In a simple example to illustrate:
Imagine I earn a salary of £50,000 a year but didn't have any investments.
If I increase my expenditure by about £300 a month - moved to a bigger home, bought some furniture, socialise more, and things like that - the additional cost of £3,600 over the year would have an impact of minus 7.2% on my savings rate.
Now, imagine I earn the same salary but also have an investment portfolio of £50,000, which would take about two and a half years to achieve at a 50% savings rate. Using a 7% rate of return on average the investment portfolio would increase my earnings by about £3,500 a year.
This would mean that the extra £300 increase in expenditure now has a lower impact overall at minus 6.7%.
£3,600 ÷ (£50,000 + £3,500) = ~6.7%
The difference isn't huge but it's certainly going in the right direction.
As my investment portfolio continues to grow, the impact of that extra expenditure continues to drop. Eventually it gets to a point where the impact could equate to only a few additional months of needing to work.
To some, needing to keep going a little bit longer might sound insufferable - but the real choice to me seems to be between "suffering" those extra few months, maybe an extra year - or, suffering all the way through from now until you reach your goal, which could actually still take a number of years to achieve.
Being realistic about the plan
Being in my mid-20s when I first started working towards financial independence it was easy to make the big sacrifices.
After all, the impacts of my decisions would only really affect myself.
However, as the years have passed by I've found more and more need to take additional factors into account when calculating the impacts of my financial decisions.
I'm now in my early-30s and soon to be married. Eventually I hope there'll be children. Maybe we'll purchase a property. Maybe we'll even move country - who knows.
But basically, life has continued to develop and the decisions made back then can no longer be applied to the present day.

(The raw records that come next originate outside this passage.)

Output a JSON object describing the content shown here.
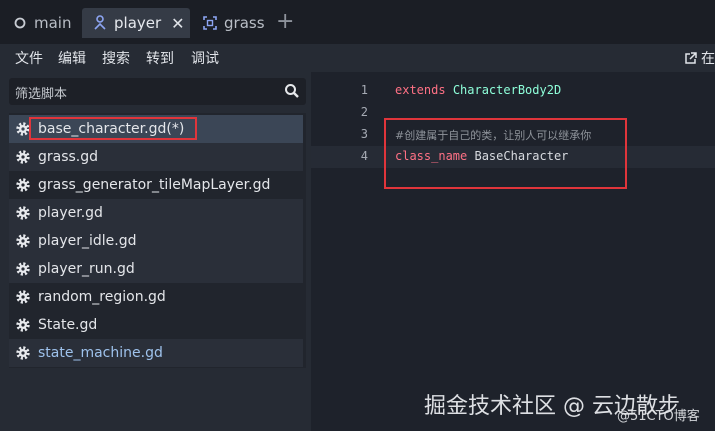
{
  "tabs": [
    {
      "label": "main",
      "icon": "circle-icon"
    },
    {
      "label": "player",
      "icon": "node-tree-icon",
      "active": true
    },
    {
      "label": "grass",
      "icon": "frame-icon"
    }
  ],
  "new_tab_symbol": "+",
  "close_symbol": "✕",
  "menu": [
    "文件",
    "编辑",
    "搜索",
    "转到",
    "调试"
  ],
  "menu_right": {
    "icon": "external-link-icon",
    "label": "在"
  },
  "filter": {
    "placeholder": "筛选脚本",
    "icon": "search-icon"
  },
  "scripts": [
    {
      "name": "base_character.gd(*)",
      "selected": true
    },
    {
      "name": "grass.gd"
    },
    {
      "name": "grass_generator_tileMapLayer.gd"
    },
    {
      "name": "player.gd"
    },
    {
      "name": "player_idle.gd"
    },
    {
      "name": "player_run.gd"
    },
    {
      "name": "random_region.gd"
    },
    {
      "name": "State.gd"
    },
    {
      "name": "state_machine.gd",
      "highlight": true
    }
  ],
  "editor": {
    "line_numbers": [
      "1",
      "2",
      "3",
      "4"
    ],
    "line1": {
      "kw": "extends",
      "type": "CharacterBody2D"
    },
    "line3": {
      "comment": "#创建属于自己的类，让别人可以继承你"
    },
    "line4": {
      "kw": "class_name",
      "ident": "BaseCharacter"
    }
  },
  "watermark": {
    "main": "掘金技术社区 @ 云边散步",
    "sub": "@51CTO博客"
  },
  "colors": {
    "accent_red": "#e0353b",
    "keyword": "#ff7185",
    "type": "#8effda",
    "selection": "#3b4656"
  }
}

This is a mistake I feel is easy to make, especially for many newcomers to the financial independence movement. We lay out the path from now until the end with the assumption that nothing will ever change.
The number is the number.

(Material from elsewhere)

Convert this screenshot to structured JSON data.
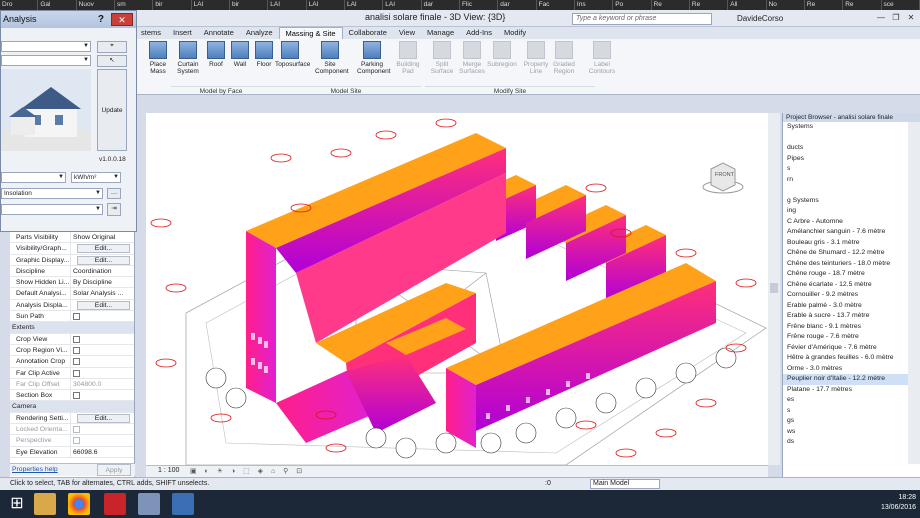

Yet this approach is quite unrealistic.
It leads to all sorts of problems, especially when our wants and needs have moved on - often without our realising.
I'm appreciative of the effort I put in during my earlier years, which now affords me this level of flexibility, but it also eventually led me to a place that made things extremely difficult and demoralising.
Thankfully, through a number of events and by continuing to write this blog - which forces me to think deeply about this topic - I've managed to pull myself out and have re-aligned myself to a plan that's more realistic yet has had little impact on the end result.
By cutting back on the amount I save and adapting to my changing needs, I feel as though I've increased my chances of reaching financial independence.
My journey towards financial independence still has a number of years left in it and I'm sure there'll be many trials ahead of me that I'm going to need to overcome.
But by going through this experience where I went way too frugal and then had to pull myself back from the abyss, I feel as though I'm far better equipped to continue on this path than ever before.
I feel that there's an underlying tone to the term "financial independence retire early" that makes us feel as though we can't be happy unless we're able to walk away from the office without any care for the consequences.
Being financially independent is of course the goal we should all continue to strive for, but the true result we actually want - in my belief - is to actually live a happy and fulfilling life.
And to that end, it might better - possibly even beneficial overall - for us to allow ourselves to spend a little bit more.
It's somewhat ironic considering the "mathematics" behind the movement, yet something that I think many of us should reflect on.